Interview: Dr. Dudley Poston on China's One-Child Policy
More than 30 years after China implemented its one-child policy as a means of population control, policymakers in Beijing began phasing out the policy in 2015. Unfortunately, policymakers have not yet seen the birthrate boosting effects they had hoped for. Many questions remain about China’s future demographic trends and the societal and economic implications on its population. Providing an insider’s perspective on China’s demographic issues and the one-child policy, Dr. Dudley Poston, Professor of Sociology and George T. and Gladys H. Abell Professor of Liberal Arts at Texas A&M University, will join Asia Society on April 12 for a discussion on these issues. Ahead of his lecture, Dr. Poston talked with Asia Society about his research and work with demographers from China, the resulting gender imbalance left by the policy, and the impending economic bust caused by a large demographic divide.
Can you describe your current research in sociology and demography and elaborate on your work with demographers from China?
DP: I have been studying demographic issues of China since the early 1980s. This is when China first started sending grad students to the U.S. for their education. In 1981, I was a faculty member at the University of Texas at Austin and received my first three grad students. I have subsequently supervised the doctoral committees of more than 20 Chinese students who are now professors at Chinese universities or occupy positions working with the Chinese government on demographic issues and policies. Three of my Chinese students were very instrumental in advising the government with regard to the recent disbanding of the one-child policy. Without the research and recommendations of these three students, plus others, the one-child policy would still be in effect.
I was recently elected by the Council of the American Association for the Advancement of Science (AAAS) to the rank of AAAS Fellow for — and I will quote from the letter of election I received from the AAAS — “distinguished contributions to the field of social demography, particularly for work enhancing the understanding of population growth and change in the U.S. and China.” Since the 1980s, I have published seven books (including one in Chinese) and over 100 articles and book chapters (including 25 in Chinese), all focusing in various ways on the demography of China.

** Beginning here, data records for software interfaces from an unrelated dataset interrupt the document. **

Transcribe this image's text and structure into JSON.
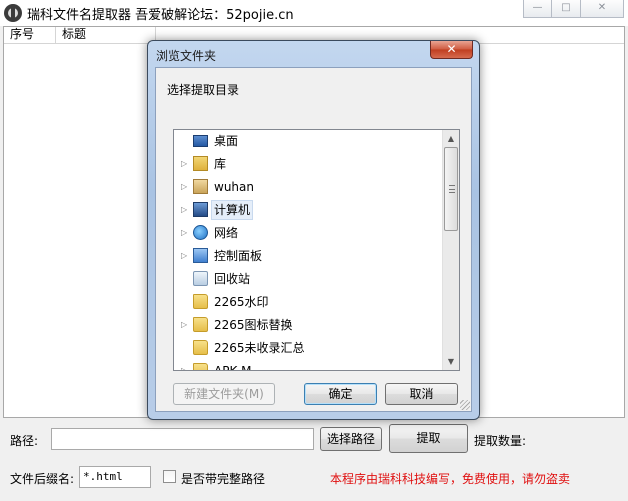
{
  "window": {
    "title": "瑞科文件名提取器   吾爱破解论坛：52pojie.cn",
    "minimize_glyph": "—",
    "maximize_glyph": "□",
    "close_glyph": "✕"
  },
  "list": {
    "columns": [
      "序号",
      "标题"
    ]
  },
  "bottom": {
    "path_label": "路径:",
    "path_value": "",
    "select_path_button": "选择路径",
    "extract_button": "提取",
    "extract_count_label": "提取数量:",
    "ext_label": "文件后缀名:",
    "ext_value": "*.html",
    "full_path_label": "是否带完整路径",
    "full_path_checked": false,
    "notice": "本程序由瑞科科技编写，免费使用，请勿盗卖",
    "notice_color": "#e01010"
  },
  "dialog": {
    "title": "浏览文件夹",
    "close_glyph": "✕",
    "prompt": "选择提取目录",
    "tree": [
      {
        "label": "桌面",
        "icon": "desktop-icon",
        "expandable": false,
        "selected": false
      },
      {
        "label": "库",
        "icon": "library-icon",
        "expandable": true,
        "selected": false
      },
      {
        "label": "wuhan",
        "icon": "user-folder-icon",
        "expandable": true,
        "selected": false
      },
      {
        "label": "计算机",
        "icon": "computer-icon",
        "expandable": true,
        "selected": true
      },
      {
        "label": "网络",
        "icon": "network-icon",
        "expandable": true,
        "selected": false
      },
      {
        "label": "控制面板",
        "icon": "control-panel-icon",
        "expandable": true,
        "selected": false
      },
      {
        "label": "回收站",
        "icon": "recycle-bin-icon",
        "expandable": false,
        "selected": false
      },
      {
        "label": "2265水印",
        "icon": "folder-icon",
        "expandable": false,
        "selected": false
      },
      {
        "label": "2265图标替换",
        "icon": "folder-icon",
        "expandable": true,
        "selected": false
      },
      {
        "label": "2265未收录汇总",
        "icon": "folder-icon",
        "expandable": false,
        "selected": false
      },
      {
        "label": "APK M...",
        "icon": "folder-icon",
        "expandable": true,
        "selected": false
      }
    ],
    "new_folder_button": "新建文件夹(M)",
    "ok_button": "确定",
    "cancel_button": "取消"
  }
}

Much of my research has important societal implications. My extensive work on the societal effects of China’s one-child policy (with my former University of Texas colleague Toni Falbo) has significantly influenced the modification of the policy. My analyses of China’s increasing rates of urbanization and the urban hierarchy have not gone unnoticed by Chinese government officials in their urban planning for the 21st century. My research on China’s unbalanced sex ratio at birth has generated a tremendous amount of attention inside and outside China, including government policy makers in Beijing. I have shown in a dozen or so analyses that in the past 20 years nearly 50 million boys have been born in China for whom there will not be Chinese girls for them to marry. The implications of these excess bachelors are staggering with regard to a wide range of political, demographic, and societal issues. I have shown that one very important implication is the likelihood of an HIV-AIDS epidemic in China that would rival the number of AIDS deaths in Sub-Saharan Africa, the location these days of more than 70 percent of all AIDS deaths in the world.
What are other implications of the resulting gender imbalance?
DP: There are several implications for the “bare branches,” i.e., the excess bachelors in China. One is the possibility of an AIDS epidemic. Another implication deals with national and international security and is key for U.S. considerations. This is a complex argument but may be simplified as follows. Research suggests that a government has three options to control the millions of unruly “bare branches”: 1) expulsion of them by expansionist war, 2) suppression of them by authoritarian means, and 3) inclusion of them by recruitment into the internal security apparatus. These strategies will likely lead to three negative results: 1) war and invasion, 2) the government remains authoritarian (and not democratic), and 3) there is a large amount of internal fighting. I will further discuss these issues in my lecture.
What do you see as the future effects of the policy (baby boom, economic bust, or somewhere in between)?
DP: There will not be a baby boom, but there will definitely be an economic bust. Demographic changes have already occurred at the elementary school level. In 1995, there were 25.3 million new students enrolled in school. By 2008, that number had dropped by one-third to 16.7 million. China is thus on the cusp of experiencing a decline in new entrants into its labor force. The days of the seemingly endless supply of young and cheap Chinese labor is drawing to a close. The number of young laborers between the ages of 20 and 29 has already dropped by 14 percent in the past 10 years and is expected to drop by an additional 17 percent in the next 20 years. This will also lead to a marked impact on the world's economy.